Try it: Pull every line with "hope" from the data below and copy it.

[[ Records for this task, beginning ]]

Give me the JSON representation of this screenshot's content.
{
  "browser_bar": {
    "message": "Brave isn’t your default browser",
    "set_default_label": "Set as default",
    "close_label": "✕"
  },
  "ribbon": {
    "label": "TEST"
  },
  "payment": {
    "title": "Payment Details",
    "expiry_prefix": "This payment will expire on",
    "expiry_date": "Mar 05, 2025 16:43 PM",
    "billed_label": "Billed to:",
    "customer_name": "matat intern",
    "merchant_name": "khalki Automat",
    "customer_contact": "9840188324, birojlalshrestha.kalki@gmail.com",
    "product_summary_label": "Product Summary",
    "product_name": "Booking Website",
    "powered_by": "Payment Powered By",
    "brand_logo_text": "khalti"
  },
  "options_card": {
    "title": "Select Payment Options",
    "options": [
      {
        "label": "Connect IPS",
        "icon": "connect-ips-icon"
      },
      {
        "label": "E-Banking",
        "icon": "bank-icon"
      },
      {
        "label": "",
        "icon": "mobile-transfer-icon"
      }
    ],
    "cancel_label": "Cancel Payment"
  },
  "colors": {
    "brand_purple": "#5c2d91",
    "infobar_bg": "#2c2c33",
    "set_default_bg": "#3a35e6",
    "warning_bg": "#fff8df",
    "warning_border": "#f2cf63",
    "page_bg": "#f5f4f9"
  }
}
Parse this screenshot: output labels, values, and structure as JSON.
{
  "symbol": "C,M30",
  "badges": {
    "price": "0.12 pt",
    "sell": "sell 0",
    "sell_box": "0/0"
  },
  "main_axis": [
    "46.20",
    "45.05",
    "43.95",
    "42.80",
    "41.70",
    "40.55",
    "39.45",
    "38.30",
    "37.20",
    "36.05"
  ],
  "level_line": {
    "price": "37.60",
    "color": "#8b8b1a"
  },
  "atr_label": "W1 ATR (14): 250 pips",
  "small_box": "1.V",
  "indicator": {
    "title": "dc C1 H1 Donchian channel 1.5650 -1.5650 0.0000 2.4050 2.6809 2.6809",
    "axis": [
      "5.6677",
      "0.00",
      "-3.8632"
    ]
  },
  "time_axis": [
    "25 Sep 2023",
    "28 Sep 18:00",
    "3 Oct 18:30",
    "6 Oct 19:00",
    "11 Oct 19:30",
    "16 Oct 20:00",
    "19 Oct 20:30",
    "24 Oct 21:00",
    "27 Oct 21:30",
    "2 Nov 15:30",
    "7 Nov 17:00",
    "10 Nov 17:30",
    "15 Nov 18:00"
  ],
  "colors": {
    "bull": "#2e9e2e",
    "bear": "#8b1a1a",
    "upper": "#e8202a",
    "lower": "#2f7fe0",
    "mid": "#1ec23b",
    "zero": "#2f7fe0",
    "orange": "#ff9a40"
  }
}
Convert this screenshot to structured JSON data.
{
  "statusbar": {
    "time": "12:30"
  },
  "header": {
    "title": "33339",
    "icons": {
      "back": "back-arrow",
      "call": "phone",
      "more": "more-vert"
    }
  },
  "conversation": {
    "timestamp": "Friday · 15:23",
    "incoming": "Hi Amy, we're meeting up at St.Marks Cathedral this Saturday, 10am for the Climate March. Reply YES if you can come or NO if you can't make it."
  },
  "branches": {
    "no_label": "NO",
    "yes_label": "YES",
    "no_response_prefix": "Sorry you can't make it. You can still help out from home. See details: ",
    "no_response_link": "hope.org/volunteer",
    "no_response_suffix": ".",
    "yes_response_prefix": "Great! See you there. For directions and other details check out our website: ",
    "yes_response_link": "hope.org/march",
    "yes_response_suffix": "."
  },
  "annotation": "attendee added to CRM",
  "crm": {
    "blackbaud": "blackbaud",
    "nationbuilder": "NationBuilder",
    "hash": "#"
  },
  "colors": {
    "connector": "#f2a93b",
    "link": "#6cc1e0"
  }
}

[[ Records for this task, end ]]

Solution for this problem:
    "no_response_link": "hope.org/volunteer",
    "yes_response_link": "hope.org/march",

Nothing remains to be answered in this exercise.